Home School Law Improved
Arizona has seen a dramatic change to its home school law. The home school leadership in this state has been working extremely hard for several years to make changes to the home school law. This year, all their efforts have paid off and home schoolers in Arizona can now enjoy more freedom as a result.
Those contemplating home education no longer have to pass a proficiency exam (ATPE) in order to teach their children at home. This provision has been stricken from the law. One must only be the “parent” in order to teach their children at home.
While the affidavit of intent under the new law requires more information, parents are no longer required to notify annually.
Another major improvement to the home school law was the complete revision to the academic assessment provisions of the law. Families now have the option to choose their form of academic assessment form: (1) a nationally-normed standardized achievement test administered through the public school; or (2) a nationally-normed standardized achievement test administered by someone authorized by the publisher of the test selected by the parent; or (3) an academic evaluation conducted by a “qualified” independent evaluator selected by the parent. A further improvement is the fact that academic assessment is not required until the child reaches the age of 8, and is only required every three years thereafter.
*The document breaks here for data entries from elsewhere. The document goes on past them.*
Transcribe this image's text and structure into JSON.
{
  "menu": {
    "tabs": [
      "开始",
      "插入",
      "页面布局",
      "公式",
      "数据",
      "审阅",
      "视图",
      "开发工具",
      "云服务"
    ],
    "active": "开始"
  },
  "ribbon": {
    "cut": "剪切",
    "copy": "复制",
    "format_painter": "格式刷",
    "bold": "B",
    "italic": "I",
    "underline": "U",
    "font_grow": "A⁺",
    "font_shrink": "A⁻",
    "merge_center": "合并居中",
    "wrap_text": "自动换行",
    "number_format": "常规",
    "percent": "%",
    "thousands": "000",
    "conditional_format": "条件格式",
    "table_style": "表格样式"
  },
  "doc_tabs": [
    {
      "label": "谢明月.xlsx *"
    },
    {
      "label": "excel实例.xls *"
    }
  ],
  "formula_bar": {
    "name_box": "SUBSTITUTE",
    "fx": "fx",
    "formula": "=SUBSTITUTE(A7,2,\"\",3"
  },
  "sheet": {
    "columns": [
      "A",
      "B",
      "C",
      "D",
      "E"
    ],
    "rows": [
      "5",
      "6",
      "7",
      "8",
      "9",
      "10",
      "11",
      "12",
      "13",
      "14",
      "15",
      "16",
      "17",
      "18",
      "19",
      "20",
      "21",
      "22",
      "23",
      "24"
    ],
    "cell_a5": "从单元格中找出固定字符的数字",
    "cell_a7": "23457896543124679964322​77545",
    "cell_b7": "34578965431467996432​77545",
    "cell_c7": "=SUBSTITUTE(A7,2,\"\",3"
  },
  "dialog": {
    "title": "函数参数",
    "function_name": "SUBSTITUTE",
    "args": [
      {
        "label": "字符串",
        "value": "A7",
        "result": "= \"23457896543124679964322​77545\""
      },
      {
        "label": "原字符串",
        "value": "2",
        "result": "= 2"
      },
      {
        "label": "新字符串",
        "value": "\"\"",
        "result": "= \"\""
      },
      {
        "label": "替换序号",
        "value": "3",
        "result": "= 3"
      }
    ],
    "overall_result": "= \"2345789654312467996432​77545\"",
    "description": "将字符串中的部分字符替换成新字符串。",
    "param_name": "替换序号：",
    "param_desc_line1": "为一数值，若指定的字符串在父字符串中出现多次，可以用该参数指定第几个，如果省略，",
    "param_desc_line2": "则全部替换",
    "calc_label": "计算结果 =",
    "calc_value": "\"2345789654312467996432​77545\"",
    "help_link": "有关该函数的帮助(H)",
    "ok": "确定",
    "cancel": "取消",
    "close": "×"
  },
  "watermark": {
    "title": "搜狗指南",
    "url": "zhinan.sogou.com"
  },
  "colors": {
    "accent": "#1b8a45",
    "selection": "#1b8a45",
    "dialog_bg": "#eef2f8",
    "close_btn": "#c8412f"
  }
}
An additional improvement is that the authority of the county superintendent to examine the test results to determine if “reasonable educational progress” is occurring has been removed from the law.
The academic progress evaluations will not be required for students who have been in a home instruction program before the effective date of this act, or who have taken a standardized test for the 1992-93 school year, until 1996.